On the big centralized platforms, that work of exclusion is performed by largely unaccountable entities who by design subordinate safety to their own priorities (growth, engagement), with much of the worst and most traumatizing work offloaded to “offshore” moderators who experience the internet’s most awful depravity at industrial scale.
And again, which things get excluded shift with the winds of rich men’s opinions and the same terrifying politics that the big platforms enabled for a profit. To me, this is a big dead end. But there are other ways, and the most promising to me are the ones that can be managed by and for specific communities while also remaining in contact with the big internet.

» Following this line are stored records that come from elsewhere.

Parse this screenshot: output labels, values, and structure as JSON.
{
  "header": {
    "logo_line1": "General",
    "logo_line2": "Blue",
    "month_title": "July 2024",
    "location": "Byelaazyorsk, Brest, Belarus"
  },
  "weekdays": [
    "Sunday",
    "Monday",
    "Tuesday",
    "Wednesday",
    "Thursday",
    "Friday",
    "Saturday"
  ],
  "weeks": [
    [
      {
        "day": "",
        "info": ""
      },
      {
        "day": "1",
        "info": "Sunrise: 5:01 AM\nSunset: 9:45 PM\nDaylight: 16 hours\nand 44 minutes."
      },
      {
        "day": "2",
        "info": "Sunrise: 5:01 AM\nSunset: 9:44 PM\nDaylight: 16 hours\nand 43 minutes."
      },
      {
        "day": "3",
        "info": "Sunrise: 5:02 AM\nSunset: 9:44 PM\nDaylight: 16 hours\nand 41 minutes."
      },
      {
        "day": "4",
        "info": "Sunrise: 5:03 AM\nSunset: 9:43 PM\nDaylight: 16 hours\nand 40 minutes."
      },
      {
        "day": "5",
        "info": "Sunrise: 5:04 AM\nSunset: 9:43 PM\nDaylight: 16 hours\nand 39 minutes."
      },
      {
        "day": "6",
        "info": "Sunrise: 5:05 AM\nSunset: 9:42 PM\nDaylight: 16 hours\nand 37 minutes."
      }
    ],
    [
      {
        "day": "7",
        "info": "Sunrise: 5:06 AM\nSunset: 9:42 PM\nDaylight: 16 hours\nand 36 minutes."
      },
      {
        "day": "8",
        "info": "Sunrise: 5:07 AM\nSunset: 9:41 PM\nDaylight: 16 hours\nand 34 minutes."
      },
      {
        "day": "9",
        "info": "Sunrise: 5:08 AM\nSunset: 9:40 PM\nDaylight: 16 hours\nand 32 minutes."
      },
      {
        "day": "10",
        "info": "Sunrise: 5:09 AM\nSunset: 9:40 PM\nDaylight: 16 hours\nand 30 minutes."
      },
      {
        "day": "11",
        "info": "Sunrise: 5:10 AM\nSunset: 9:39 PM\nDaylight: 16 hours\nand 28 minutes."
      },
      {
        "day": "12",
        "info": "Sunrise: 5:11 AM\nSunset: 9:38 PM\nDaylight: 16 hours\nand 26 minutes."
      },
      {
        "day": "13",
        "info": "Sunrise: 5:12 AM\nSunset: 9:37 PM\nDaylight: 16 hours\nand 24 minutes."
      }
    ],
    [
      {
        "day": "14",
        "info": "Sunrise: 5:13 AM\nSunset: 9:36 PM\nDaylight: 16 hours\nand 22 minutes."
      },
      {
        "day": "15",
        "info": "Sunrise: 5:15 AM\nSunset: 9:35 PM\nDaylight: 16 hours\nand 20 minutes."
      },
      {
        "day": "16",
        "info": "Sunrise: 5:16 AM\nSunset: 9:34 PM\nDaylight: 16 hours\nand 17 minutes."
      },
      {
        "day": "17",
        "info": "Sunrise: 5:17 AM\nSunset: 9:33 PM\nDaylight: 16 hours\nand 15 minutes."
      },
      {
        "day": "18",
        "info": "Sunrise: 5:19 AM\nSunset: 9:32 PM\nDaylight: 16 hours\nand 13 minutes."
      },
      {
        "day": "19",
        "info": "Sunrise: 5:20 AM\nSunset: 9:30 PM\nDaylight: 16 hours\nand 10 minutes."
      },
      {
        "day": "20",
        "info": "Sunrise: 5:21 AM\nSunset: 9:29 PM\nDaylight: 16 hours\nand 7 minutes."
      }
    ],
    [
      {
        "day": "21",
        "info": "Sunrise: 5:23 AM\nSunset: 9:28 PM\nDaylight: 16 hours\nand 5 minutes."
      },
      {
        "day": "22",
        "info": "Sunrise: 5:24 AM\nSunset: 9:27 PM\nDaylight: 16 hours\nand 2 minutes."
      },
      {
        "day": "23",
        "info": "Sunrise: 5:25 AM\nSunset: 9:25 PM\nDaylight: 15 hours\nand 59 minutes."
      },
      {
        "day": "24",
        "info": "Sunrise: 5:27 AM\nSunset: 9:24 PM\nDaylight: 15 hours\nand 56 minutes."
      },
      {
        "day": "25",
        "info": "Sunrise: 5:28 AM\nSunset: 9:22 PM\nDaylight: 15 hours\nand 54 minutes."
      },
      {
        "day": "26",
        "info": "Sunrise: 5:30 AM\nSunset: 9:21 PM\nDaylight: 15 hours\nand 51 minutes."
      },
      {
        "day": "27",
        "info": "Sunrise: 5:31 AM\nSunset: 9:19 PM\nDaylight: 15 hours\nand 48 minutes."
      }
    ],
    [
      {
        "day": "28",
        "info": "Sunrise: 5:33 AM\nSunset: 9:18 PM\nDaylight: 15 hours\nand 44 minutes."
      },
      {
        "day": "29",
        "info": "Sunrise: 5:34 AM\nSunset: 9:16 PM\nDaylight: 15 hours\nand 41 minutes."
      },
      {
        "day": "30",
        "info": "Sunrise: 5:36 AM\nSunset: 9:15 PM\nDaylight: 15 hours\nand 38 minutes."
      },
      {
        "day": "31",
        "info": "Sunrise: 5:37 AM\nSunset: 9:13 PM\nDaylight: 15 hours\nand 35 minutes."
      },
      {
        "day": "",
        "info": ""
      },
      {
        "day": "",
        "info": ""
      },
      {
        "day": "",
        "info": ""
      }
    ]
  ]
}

Even when it’s draining and difficult, even when it means working under threat of online attacks that turn into offline consequences, lots of of people demonstrably want to put our time into things that ease our own fear and dread, repair what’s broken, and build sound knowledge and useful resources. Seeing this in action during the pandemic’s first year changed my understanding of the shape of the world; given ways to do this work for ourselves and each other, we will. But right now, a lot of the entities providing us with those ways to help are for-profit platforms. Some platforms like Reddit and StackExchange (and Facebook Groups) are almost entirely moderated by dedicated volunteer labor, and every big network relies heavily on volunteer peer moderation in the form of (frequently onerous) flagging and reporting. Despite late capitalism, despite all the things we’re going through, the internet already runs on dedicated volunteer labor.
What most of us rarely have time for is the organizational work that runs alongside and on top of technical protocols to enable participatory design processes, build institutional knowledge, and establish the kinds of multi-facted support and user-accountable governance that produces sustainability. Which is, I think, why so much of our time and love ends up benefiting platforms that extract profits rather than ploughing them back into the soil.
We’re already on the verge of a new generation of protocols and platforms, and it’s my big hope that their builders will focus on clarity and ease of use as these technologies mature. But we also need new generations of user-accountable institutions to realize the potential of new tech tools—which loops back to what I think Holgren was writing toward on Bluesky.
I think it’s at the institutional and constitutional levels that healthier and more life-enhancing big-world tools and places for community and sociability will emerge—and are already emerging. Over the coming months, I’ll be speaking with and writing about people working on some of the tools and communities that I think help point ways forward—and with people who’ve built fruitful, immediately useful theories and practices about what the networks have dragged us through already and how we escape the traps we’ve been living in.
In the meantime, some things I’m watching extra closely:
- Social.coop and CoSocial.ca, two co-operatively run spaces/planned spaces) on the fediverse (there are some interesting docs floating around)
- various uses of Darius Kazemi’s the Hometown fork of Mastodon, which provides a small community space on top of a big decentralized platform
- the moderation strikes happening at both Reddit (more context) and StackExchange
- the People’s History of Twitter Project from Better Platform
(”Unmobilized love,” is a callback to one of Mike Davis’s final interviews.)